- Elizabeth Kaitan as Daria, a space prison escapee and impromptu leader
- Cindy Beal as Tisa. A space prison escapee subordinate to Daria
- Don Scribner as Zed, the hunter
- Brinke Stevens as Shala, a castaway who becomes hunted with Daria and Tisa
- Carl Horner as Rik, a castaway with a large hunting knife
- Kirk Graves as Vak, a robot
- Randoph Roehbling as Krel, a robot
- Fred Tate as Alien Mutant, a hunchbacked alien with a laser rifle for an arm
The movie is a mix of action, drama, and comedy, and features partial female nudity, restraint, simulated sex, and mild violence. The film is intended to be a B-movie mainstream film, despite its low production budget. However, the scene depicting Daria and Rik engaged in passionate lovemaking, with some female nudity (although no genitalia is shown) as part of the character development process prior to Rik's disappearance is intentionally done for comedic value in the same style as some soft porn scenes in other movies.
Slave Girls from Beyond Infinity was specifically criticized on the floor of the United States Senate by Jesse Helms (R-North Carolina) in 1992. Senator Helms cited a case in which some of his constituents had accidentally stumbled onto the movie while flipping through cable channels as justification for amendments to the Cable Act of 1992. Helms wanted to force cable operators to block "indecent" programming unless customers specifically asked for it in writing. The amendment was struck down by a US Federal Court in 1993 and the decision was upheld by the United States Supreme Court in 1996.
- Puchalski, Steven (2002). Slimetime: a Guide to Sleazy, Mindless Movies (2nd ed.). Headpress. pp. 264–265. ISBN 1-900486-21-0.
- "Company Credits for Slave Girls from Beyond Infinity". imdb.com. Retrieved 2011-04-12.
- "Slave Girls from Beyond Infinity (DVD)". dvdempire.com. Retrieved 2011-04-12.

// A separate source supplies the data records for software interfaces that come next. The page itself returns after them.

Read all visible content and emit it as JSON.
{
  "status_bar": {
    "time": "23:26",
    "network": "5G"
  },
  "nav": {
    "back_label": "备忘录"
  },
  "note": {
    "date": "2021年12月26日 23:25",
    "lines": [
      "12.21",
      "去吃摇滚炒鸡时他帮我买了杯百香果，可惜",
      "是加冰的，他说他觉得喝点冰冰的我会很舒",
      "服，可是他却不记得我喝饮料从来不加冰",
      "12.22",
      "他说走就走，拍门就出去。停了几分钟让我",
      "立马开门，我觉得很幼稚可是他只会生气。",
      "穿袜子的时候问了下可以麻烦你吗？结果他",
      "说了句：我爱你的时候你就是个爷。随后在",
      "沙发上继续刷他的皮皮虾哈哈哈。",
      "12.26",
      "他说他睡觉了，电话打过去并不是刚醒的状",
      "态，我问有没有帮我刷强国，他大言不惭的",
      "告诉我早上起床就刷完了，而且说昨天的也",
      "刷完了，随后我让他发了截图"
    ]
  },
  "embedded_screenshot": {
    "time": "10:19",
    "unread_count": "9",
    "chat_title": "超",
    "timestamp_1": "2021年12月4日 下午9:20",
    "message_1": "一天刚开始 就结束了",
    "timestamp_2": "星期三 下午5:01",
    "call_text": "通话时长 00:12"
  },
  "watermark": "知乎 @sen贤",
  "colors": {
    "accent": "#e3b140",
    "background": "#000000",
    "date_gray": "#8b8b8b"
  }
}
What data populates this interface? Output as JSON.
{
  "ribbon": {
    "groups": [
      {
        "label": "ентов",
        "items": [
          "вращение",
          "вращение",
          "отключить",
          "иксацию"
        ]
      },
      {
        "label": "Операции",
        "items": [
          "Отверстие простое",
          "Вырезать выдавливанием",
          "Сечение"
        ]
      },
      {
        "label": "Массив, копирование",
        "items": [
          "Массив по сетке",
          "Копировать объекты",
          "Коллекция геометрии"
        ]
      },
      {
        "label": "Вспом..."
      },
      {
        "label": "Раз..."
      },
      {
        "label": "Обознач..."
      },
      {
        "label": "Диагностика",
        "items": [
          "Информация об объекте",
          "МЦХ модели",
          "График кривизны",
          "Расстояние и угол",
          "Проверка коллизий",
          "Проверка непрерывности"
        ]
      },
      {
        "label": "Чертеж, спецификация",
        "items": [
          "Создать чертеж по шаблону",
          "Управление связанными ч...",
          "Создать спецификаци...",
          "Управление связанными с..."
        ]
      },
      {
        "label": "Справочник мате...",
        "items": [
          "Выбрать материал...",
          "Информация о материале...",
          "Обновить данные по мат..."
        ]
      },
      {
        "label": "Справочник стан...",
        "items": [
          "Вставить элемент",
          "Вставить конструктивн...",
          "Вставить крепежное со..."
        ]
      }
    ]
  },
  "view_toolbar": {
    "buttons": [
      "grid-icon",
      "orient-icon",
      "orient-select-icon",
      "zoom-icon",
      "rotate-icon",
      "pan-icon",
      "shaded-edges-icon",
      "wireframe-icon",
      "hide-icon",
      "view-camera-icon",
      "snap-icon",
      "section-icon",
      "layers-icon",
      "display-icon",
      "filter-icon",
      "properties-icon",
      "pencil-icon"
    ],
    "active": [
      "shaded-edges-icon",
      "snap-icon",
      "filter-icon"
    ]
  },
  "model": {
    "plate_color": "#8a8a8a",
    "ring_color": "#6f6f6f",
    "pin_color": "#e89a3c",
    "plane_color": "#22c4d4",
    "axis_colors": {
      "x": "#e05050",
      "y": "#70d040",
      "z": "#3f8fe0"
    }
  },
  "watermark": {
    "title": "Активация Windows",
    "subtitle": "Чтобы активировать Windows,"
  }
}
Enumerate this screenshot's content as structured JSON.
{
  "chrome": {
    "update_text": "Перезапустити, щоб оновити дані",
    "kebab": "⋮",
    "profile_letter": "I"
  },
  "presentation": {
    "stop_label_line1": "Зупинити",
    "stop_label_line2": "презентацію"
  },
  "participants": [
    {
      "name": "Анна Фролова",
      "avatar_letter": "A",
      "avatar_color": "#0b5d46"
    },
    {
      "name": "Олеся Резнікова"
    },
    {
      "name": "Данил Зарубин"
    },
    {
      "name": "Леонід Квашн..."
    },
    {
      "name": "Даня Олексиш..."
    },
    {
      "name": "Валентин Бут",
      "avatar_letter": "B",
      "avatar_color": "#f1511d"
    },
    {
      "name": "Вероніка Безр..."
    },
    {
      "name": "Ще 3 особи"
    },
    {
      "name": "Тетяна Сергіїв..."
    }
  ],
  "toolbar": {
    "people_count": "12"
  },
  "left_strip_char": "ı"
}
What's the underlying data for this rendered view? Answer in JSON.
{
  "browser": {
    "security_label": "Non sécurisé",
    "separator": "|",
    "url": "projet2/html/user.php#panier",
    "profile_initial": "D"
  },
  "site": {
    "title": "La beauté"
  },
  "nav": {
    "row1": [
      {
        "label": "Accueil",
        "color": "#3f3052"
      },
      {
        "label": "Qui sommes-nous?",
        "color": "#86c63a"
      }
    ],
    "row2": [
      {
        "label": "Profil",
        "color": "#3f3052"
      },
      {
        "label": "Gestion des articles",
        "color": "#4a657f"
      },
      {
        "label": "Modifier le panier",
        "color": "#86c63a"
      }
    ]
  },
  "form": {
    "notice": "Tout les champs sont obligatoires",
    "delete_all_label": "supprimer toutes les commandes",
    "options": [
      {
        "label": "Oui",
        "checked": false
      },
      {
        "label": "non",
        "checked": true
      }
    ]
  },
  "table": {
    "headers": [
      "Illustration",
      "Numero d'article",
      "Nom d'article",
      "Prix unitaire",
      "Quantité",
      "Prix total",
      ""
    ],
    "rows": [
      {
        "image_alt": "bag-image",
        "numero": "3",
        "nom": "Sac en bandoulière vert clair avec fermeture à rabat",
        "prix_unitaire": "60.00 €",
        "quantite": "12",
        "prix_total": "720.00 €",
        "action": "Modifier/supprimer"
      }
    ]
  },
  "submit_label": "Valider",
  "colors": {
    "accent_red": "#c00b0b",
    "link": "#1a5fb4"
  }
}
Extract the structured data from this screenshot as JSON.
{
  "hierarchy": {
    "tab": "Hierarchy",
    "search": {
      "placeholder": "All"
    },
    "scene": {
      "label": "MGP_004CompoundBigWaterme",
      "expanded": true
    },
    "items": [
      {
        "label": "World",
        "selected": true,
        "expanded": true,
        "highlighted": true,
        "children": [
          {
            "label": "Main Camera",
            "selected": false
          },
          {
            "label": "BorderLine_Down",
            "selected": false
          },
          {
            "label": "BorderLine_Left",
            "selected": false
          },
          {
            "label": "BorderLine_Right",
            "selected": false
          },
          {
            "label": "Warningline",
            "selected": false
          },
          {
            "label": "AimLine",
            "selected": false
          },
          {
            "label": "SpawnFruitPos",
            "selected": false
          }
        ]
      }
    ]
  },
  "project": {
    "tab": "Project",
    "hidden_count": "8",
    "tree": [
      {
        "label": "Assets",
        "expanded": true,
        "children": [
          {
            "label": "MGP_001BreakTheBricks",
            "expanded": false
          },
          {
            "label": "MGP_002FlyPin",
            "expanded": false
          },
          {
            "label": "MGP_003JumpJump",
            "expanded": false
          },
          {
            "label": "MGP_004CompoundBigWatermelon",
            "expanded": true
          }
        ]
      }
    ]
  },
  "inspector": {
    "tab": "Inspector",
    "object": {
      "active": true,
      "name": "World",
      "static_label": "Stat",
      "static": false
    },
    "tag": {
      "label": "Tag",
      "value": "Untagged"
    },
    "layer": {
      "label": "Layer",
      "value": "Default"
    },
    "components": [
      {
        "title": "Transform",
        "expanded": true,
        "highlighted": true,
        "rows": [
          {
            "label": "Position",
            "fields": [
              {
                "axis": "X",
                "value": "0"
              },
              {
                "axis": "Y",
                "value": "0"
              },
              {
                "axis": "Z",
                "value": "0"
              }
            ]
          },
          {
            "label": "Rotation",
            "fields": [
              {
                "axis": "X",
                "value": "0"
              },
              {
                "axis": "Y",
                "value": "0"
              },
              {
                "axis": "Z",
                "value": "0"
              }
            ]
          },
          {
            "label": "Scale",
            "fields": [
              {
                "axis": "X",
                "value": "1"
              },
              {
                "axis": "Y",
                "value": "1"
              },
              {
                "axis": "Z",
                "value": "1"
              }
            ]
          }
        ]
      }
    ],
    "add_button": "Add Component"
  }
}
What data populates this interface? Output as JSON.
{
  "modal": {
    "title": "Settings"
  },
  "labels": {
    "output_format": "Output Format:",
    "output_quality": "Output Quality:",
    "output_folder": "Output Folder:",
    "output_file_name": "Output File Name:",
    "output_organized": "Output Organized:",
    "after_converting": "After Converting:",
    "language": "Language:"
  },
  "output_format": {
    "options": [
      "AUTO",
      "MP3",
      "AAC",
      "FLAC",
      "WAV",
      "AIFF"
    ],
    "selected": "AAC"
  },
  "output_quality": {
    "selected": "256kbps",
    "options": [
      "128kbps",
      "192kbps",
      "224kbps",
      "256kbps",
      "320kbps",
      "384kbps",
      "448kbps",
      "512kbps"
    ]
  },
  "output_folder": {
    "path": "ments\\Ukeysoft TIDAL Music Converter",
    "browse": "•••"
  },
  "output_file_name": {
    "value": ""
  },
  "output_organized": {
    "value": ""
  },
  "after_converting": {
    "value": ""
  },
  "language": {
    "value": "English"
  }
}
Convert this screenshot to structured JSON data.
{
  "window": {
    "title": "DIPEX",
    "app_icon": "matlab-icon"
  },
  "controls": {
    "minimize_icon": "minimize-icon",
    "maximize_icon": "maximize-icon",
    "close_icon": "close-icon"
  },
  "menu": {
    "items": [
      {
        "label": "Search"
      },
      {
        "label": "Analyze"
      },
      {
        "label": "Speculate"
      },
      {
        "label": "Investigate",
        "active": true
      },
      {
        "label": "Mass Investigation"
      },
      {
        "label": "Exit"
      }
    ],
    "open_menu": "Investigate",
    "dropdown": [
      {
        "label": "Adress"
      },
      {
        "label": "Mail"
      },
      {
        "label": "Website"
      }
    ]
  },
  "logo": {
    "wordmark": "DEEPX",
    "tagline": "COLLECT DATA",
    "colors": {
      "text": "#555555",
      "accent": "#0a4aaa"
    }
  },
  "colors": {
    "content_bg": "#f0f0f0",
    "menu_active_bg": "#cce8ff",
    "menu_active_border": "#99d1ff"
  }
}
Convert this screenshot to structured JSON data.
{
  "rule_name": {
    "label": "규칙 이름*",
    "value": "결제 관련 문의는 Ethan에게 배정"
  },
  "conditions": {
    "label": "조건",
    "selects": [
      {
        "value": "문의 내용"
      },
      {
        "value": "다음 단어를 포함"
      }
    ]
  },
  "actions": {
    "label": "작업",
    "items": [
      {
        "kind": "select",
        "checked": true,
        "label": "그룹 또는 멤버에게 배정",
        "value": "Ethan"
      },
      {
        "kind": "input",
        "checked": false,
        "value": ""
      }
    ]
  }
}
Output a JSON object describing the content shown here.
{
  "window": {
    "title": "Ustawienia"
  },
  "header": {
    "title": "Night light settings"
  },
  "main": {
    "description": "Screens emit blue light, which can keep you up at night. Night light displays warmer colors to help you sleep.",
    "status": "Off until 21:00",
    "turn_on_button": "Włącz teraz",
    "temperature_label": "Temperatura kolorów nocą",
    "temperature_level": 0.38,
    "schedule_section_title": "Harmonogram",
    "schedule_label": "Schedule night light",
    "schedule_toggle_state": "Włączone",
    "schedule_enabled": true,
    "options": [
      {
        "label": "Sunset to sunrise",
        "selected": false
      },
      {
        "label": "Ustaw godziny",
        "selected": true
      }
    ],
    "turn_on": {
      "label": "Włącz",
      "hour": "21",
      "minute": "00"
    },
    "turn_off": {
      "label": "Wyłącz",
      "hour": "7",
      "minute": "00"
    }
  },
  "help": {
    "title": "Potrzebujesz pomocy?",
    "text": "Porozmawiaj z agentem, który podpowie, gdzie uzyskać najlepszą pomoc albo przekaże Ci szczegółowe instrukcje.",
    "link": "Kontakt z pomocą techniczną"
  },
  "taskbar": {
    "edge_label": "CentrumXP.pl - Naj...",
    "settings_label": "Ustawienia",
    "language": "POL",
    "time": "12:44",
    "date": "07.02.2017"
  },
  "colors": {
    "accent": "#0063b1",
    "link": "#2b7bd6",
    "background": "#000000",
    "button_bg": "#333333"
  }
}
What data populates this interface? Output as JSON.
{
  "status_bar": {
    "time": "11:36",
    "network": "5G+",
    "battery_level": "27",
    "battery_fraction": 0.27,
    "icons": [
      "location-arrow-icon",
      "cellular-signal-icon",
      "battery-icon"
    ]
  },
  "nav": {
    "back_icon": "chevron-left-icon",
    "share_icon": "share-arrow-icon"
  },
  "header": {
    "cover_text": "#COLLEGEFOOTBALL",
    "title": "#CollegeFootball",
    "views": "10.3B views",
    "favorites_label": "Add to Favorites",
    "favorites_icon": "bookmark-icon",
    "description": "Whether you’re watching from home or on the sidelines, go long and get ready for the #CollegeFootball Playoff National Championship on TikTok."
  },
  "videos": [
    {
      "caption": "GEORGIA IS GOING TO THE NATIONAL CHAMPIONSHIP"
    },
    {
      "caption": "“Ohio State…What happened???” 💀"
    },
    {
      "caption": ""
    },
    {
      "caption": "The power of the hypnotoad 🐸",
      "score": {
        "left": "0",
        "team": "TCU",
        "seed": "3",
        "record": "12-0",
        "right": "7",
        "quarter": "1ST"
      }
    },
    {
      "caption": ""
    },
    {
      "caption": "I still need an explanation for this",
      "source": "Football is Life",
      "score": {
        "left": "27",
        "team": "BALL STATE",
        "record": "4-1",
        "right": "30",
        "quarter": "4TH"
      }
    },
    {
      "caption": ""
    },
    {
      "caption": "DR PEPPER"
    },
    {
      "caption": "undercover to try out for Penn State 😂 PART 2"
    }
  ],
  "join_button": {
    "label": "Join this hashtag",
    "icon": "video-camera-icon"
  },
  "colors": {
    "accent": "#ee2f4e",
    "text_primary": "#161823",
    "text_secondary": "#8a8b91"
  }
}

- Brass, Kevin (July 9, 1992). "B-Movie Queen - Brinke Stevens Knows Secret to Dying in Shower". Los Angeles Times. Retrieved 2009-11-01.